[[ Dataset content, beginning ]]

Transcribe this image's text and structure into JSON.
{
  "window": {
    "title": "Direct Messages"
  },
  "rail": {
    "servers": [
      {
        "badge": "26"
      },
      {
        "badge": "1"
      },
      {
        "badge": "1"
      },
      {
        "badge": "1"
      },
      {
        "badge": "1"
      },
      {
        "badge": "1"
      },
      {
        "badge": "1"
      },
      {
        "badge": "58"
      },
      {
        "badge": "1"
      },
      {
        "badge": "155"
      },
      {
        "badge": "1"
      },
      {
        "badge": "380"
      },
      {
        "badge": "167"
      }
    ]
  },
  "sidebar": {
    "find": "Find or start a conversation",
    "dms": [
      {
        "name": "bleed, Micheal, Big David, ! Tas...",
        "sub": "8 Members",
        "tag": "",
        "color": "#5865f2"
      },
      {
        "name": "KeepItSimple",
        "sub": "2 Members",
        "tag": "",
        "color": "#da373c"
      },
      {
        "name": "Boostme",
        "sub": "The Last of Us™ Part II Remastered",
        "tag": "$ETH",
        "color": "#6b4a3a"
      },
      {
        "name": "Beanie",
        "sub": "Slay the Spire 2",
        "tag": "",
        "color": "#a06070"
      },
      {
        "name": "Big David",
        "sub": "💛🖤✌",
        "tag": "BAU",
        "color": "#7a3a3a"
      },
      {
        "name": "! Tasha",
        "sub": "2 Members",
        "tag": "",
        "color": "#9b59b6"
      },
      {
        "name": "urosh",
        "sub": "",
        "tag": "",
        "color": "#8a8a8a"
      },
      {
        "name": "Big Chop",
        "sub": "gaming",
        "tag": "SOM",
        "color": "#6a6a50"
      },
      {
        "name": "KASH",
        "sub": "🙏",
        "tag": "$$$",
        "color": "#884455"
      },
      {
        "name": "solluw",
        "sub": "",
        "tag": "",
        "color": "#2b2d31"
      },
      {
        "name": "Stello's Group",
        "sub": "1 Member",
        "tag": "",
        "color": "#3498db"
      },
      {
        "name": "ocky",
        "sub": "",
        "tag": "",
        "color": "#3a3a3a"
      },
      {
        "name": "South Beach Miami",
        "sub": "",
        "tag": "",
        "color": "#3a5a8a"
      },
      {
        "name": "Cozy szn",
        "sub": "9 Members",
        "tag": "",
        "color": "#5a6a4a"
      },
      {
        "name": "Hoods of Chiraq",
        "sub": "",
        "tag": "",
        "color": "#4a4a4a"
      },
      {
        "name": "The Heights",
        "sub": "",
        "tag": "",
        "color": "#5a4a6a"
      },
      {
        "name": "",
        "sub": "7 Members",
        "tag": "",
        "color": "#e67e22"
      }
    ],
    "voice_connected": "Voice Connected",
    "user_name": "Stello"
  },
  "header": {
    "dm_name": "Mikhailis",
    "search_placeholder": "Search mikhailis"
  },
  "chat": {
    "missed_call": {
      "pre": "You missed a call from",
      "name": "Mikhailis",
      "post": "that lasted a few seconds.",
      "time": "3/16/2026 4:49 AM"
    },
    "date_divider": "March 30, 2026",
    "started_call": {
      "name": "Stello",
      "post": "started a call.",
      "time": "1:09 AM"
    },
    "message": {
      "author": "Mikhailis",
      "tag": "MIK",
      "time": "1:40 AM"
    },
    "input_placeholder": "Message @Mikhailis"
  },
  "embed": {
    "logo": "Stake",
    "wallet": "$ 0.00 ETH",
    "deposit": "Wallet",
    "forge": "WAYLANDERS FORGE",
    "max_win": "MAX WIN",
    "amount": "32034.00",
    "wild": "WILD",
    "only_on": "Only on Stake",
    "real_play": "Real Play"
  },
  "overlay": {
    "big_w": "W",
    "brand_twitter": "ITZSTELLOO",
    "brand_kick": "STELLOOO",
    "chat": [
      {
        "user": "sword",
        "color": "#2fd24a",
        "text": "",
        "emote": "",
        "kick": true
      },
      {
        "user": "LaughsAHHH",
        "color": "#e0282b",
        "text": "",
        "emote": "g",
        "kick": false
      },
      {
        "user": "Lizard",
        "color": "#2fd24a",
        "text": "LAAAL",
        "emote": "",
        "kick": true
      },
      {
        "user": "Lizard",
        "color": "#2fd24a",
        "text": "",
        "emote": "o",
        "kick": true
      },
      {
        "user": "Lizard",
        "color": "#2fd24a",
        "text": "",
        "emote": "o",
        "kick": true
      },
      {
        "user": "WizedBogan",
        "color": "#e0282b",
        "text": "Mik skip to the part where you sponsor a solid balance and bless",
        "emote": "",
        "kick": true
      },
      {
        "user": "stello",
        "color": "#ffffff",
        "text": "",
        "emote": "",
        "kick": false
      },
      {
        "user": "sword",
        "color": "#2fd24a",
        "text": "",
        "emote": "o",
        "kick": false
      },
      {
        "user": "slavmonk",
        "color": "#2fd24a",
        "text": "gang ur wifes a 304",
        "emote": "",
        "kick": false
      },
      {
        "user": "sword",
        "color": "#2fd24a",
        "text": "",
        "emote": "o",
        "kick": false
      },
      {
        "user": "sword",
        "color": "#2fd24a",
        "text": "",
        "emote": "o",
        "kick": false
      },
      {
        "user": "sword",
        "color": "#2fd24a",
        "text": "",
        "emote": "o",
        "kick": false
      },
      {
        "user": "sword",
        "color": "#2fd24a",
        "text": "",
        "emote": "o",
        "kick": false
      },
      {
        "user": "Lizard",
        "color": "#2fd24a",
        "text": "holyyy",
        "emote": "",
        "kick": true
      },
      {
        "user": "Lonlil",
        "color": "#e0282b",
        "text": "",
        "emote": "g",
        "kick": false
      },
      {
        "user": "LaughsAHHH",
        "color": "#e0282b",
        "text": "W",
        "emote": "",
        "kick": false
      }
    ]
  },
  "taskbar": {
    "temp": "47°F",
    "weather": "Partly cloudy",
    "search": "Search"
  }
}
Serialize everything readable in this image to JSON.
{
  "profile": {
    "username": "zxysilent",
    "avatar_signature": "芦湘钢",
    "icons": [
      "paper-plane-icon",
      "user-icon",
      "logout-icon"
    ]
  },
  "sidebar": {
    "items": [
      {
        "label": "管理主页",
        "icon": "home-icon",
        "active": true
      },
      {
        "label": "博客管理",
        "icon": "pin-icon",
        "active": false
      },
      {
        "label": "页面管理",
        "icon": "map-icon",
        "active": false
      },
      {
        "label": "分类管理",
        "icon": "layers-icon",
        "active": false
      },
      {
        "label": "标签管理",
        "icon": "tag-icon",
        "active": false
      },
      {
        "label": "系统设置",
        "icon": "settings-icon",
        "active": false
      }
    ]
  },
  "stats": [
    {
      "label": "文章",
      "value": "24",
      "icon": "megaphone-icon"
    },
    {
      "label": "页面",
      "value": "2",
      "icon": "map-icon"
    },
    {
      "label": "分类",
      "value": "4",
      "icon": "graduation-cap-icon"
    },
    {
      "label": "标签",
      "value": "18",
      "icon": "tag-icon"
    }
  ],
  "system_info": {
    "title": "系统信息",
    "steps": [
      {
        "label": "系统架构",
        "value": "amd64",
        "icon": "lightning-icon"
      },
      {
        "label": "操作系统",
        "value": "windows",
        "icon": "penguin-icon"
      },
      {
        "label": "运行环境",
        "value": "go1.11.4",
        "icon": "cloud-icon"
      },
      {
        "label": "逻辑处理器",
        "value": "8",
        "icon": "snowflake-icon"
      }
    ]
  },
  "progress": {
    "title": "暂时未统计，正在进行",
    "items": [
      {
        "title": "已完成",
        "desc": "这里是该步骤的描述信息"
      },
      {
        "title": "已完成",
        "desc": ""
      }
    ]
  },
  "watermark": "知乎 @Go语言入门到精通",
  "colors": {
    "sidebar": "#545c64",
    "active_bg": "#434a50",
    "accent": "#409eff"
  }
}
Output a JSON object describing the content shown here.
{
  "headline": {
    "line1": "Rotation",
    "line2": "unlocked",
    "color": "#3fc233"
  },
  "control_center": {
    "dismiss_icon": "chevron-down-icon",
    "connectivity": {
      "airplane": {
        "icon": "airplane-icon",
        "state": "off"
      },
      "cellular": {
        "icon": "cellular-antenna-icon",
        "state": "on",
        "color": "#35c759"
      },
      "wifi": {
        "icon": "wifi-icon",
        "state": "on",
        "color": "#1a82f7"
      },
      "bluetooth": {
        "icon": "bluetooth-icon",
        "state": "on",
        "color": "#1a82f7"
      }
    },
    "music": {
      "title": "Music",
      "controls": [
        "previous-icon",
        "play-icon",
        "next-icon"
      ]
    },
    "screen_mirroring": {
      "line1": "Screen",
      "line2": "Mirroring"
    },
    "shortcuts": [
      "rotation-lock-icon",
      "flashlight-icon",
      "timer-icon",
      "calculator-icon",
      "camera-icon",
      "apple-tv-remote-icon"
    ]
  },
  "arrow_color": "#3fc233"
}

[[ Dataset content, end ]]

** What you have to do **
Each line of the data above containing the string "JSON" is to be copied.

** Reply **
Transcribe this image's text and structure into JSON.
Serialize everything readable in this image to JSON.
Output a JSON object describing the content shown here.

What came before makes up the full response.